Abercarn colliery disaster
|Date||11 September 1878|
|Location||Abercarn, South Wales|
|Deaths||268 men and boys|
|Verdict||Explosion caused by firedamp ignition|
|Awards||Albert Medals of the First and Second Class to rescuers|
The Abercarn colliery disaster was a catastrophic explosion within the Prince of Wales Colliery in the Welsh village of Abercarn (then in the county of Monmouthshire), on 11 September 1878, killing 268 men and boys (though an exact number of casualties remains unknown). The cause was assumed to have been the ignition of firedamp by a safety lamp. The disaster is the third worst for loss of life to occur within the South Wales Coalfield.
Shortly after midday on 11 September 1878, with 325 men and boys working underground, a large explosion ripped through the Prince of Wales Colliery. The colliery’s steam whistle blew, signalling that an emergency was underway, drawing colliers and the families of those trapped to the pit head.
The explosion caused significant damage to mine’s roadways and to the bottom of the main shaft. Several fires ignited the coal seams and supporting timber structures filling the mine with smoke.

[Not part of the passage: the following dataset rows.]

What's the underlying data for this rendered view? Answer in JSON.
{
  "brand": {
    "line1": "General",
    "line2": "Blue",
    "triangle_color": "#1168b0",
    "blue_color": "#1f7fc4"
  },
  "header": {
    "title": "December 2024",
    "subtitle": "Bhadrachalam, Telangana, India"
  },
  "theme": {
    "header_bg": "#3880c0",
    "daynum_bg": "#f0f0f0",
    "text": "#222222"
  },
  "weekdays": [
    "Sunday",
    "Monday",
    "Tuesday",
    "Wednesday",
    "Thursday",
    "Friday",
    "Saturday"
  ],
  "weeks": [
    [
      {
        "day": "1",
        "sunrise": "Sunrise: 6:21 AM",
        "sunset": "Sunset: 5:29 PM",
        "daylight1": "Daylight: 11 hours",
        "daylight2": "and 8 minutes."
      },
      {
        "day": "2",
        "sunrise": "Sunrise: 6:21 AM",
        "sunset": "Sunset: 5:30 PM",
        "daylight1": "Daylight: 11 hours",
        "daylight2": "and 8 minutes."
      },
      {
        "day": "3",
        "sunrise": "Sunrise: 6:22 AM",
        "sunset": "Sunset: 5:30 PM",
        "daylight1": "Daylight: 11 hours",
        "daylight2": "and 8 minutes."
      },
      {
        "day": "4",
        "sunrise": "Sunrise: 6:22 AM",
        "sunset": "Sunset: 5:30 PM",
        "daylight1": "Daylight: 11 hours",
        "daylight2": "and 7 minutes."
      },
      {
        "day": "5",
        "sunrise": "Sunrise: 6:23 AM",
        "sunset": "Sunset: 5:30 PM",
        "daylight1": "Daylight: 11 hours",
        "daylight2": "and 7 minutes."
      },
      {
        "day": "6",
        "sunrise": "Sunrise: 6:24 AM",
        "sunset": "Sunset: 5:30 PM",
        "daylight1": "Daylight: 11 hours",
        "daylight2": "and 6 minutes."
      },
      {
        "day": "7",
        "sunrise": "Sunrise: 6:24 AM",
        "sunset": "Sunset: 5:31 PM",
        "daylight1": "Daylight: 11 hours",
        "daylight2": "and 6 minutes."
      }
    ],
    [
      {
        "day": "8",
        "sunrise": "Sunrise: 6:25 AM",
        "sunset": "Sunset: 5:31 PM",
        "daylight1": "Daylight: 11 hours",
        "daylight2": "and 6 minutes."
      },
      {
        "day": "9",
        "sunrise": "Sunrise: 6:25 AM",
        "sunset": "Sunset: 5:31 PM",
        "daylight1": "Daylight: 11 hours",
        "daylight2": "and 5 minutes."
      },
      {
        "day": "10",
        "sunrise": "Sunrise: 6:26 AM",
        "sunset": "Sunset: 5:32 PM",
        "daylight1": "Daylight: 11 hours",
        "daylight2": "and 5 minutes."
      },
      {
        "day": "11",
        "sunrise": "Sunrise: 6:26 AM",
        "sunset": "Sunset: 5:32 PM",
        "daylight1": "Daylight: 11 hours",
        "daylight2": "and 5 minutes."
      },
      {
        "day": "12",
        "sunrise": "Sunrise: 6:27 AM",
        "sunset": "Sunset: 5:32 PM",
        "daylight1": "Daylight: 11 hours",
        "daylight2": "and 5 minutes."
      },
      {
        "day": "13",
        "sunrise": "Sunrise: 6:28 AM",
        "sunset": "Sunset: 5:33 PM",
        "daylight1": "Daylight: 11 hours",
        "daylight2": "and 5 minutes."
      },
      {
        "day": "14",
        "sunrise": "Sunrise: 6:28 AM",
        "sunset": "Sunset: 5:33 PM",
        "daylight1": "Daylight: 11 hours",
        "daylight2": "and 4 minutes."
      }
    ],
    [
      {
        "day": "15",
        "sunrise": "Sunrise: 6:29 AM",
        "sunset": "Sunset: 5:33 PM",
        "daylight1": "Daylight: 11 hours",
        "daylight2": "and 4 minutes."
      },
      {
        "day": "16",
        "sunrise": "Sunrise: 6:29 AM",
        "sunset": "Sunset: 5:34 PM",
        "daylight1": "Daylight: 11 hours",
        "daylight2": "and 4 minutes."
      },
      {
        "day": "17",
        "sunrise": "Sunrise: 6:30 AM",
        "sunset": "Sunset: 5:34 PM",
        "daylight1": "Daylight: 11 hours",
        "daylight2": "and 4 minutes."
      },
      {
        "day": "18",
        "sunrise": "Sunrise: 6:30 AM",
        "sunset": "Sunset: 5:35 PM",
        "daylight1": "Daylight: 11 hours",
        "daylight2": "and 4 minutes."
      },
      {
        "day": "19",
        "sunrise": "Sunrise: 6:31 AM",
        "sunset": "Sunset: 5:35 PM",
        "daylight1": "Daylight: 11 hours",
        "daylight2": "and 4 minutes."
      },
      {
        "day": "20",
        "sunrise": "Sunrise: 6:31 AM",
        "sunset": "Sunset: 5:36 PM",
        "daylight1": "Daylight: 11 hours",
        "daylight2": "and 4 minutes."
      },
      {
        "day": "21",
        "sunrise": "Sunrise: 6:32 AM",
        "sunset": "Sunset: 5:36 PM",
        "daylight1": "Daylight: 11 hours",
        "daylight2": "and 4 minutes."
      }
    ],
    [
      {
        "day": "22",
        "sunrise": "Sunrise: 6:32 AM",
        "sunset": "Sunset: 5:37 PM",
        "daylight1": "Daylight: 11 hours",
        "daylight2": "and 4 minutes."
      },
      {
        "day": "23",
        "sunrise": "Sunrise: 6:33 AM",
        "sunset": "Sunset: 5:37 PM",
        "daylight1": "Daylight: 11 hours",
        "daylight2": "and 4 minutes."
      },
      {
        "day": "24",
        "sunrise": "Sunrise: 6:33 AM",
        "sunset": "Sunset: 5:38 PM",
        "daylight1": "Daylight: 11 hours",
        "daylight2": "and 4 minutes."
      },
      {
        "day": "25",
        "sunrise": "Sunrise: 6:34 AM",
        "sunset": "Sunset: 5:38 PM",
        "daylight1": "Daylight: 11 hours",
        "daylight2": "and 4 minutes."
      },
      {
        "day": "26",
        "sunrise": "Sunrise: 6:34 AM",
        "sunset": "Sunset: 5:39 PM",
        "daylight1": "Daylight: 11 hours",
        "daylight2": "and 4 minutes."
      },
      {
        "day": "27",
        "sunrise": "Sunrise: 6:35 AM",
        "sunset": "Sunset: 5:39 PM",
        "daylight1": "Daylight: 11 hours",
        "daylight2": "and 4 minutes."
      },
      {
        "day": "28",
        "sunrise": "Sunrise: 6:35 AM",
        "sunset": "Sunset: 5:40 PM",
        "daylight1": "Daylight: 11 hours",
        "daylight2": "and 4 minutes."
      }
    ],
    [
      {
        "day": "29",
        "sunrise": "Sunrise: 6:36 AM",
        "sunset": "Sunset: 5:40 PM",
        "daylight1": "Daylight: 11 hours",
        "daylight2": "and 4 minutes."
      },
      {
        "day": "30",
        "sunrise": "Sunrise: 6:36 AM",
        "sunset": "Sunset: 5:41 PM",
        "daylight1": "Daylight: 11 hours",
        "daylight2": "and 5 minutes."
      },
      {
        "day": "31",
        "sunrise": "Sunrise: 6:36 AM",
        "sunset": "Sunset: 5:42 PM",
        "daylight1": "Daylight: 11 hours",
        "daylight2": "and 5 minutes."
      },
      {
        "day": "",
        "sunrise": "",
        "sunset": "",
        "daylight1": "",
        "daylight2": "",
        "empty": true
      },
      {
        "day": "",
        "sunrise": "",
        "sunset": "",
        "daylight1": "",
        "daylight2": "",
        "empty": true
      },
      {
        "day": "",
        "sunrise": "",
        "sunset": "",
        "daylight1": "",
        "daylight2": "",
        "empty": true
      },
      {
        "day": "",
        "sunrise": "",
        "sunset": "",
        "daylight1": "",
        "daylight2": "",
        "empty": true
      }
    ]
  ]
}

A rescue team entered the main shaft but damage meant the winding gear could only reach 295 yards down. John Harris climbed down guide ropes and rescued several men. After several hours in the pit the rescue team was withdrawn over concerns of further explosions. In all, some 90 colliers were saved.
Two miles from the main pit, another rescue team ventured into a shallow downcast or ventilation shaft, but were ordered to withdraw due to the likelihood of another explosion happening. Only 12 bodies were retrieved leaving over 250 men and boys within the mine.
Flooding of the mine
Due to the ongoing fires within the mine, the colliery owners along with support from the government, sealed the mine and flooded it. Water was redirected from the local Monmouthshire Canal and over a period of two months, some 35 million gallons were poured into the mine to dampen the fires. The mine did not reopen until 1882.
The London Gazette of 16 August 1879 confirmed the following medals had been conferred on rescuers: "Albert Medal of the First Class" on Henry Davies, Collier; and John Harris, Mason. And "Albert Medals of the Second Class" on William Simons, Pumpman; Thomas Herbert, Pumpman; Miles Moseley, Overman; Charles Preen, Collier; William Walters, Collier; and Lewis Harris, Overman.